Today we were discussing food and the names they have and why. And our professor explained to us that food is meant to be eaten in a certain order, and when two people share a plate, there can be a crash between them because they might want to eat the same thing at the same time. Apɜsie means yam, and if you break the word down, pɜ means to like, and sie means to save, so the word literally means, you save the pieces of yam that you like. But, when two people are sharing the same dish, they might both want to save the same piece they like, so when this happens, there is a CRASH and then you have problems. The best part to this is when we just stared at the professor, and he took our stares of shock and stares of not understanding, so he went to the board and drew different pieces of yam and numbered us, and then showed how if two people both wanted the number five piece of yam, that then there would be a crash. It was really entertaining.
Also, fish in Twi is nsuowunam. Nsuo means water, and nam means meat, so fish translated to: meat in the water. Which is genius! I feel like Twi is giving me a greater realization of how crazy the English language can be.
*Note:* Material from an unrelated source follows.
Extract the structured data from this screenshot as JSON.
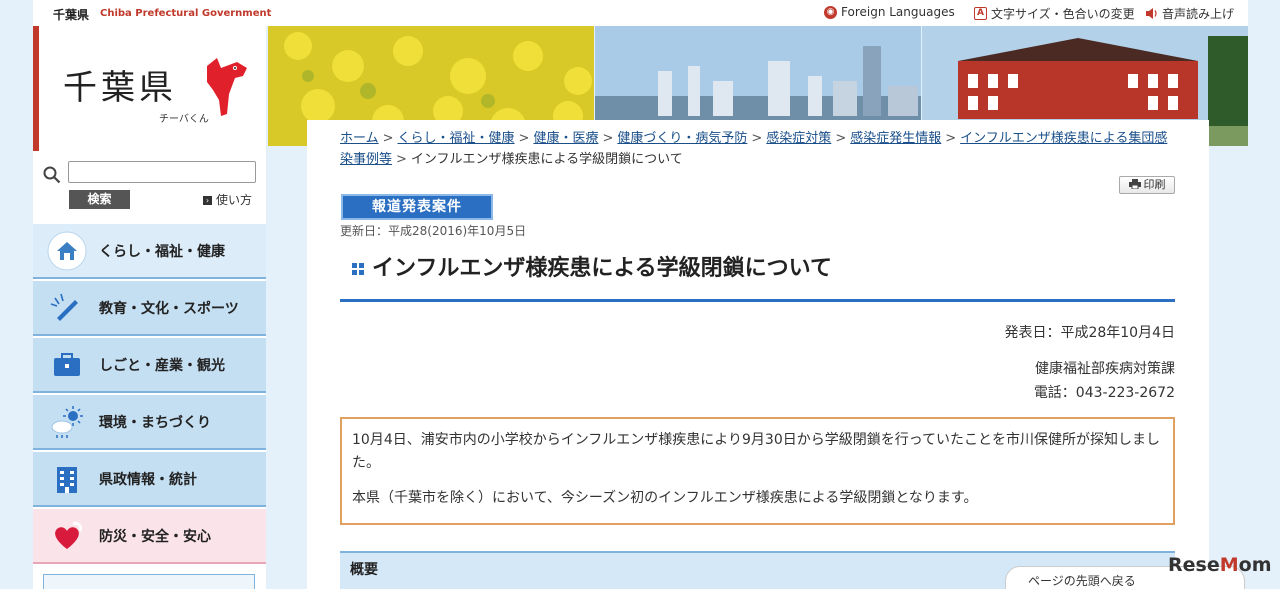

Kyebom means egg in bread, so it's what they call an egg sandwich, something which I have become addicted to here. It's an egg, cooked up with random vegetables, and put on this delicious sweet bread It's kind of like an omlet, but no cheese. Another common food here is fufuo, which is a combination of casava, yam, and plantain that is all pounded together and generally served with soup. There are three key things to know about eating fufuo: 1) Eat it with your fingers. 2) Dip your fingers in the soup first so that the fufuo doesn't stick to your fingers. 3) Don't chew fufuo, simply swallow it after dipping it in your soup. All these are things that have taken me awhile to learn, but now that I know them, I am apparently a pro fufuo eater. This is according to my Twi professor who says that by the time we leave here, we should all be veteran fufuo eaters, and I apparently am one. Go me.
With some frequency, there are rules or ways of speaking Twi that don't really make sense. When this happens, my professor generally says “who knows, only God can know.” So when I asked where the verb went in a sentence we were saying he says “who knows what happens to the verb, only god can know!” And this was a perfectly acceptable answer. It was great. So next time your trying to learn a language and your confused about it, don't worry, only God can know why it's working that way.
Meka Twi kakra, means, I speak a little Twi. While this sentence is extremely helpful, this always makes people laugh because I probably sound ridiculous when I say it and I'm usually saying it in response to them talking to me in Twi and me having no idea what-so-ever about what they have said to me. So I tell them my one sentence in Twi and they giggle and then try to talk to me again in Twi, but slower. I generally still have no idea what they're saying.
Another fun fact to Twi, many words are spelled the same, but mean different things and are very different words. The only way to know what word the person is talking about is by knowing the context it is being used in. This provides to be a challenge though when you can't understand what they're saying.
And that is more or less my class in a nutshell. This is the last week of it, so only three classes are left, we'll see how many more new things they can cram into our brains.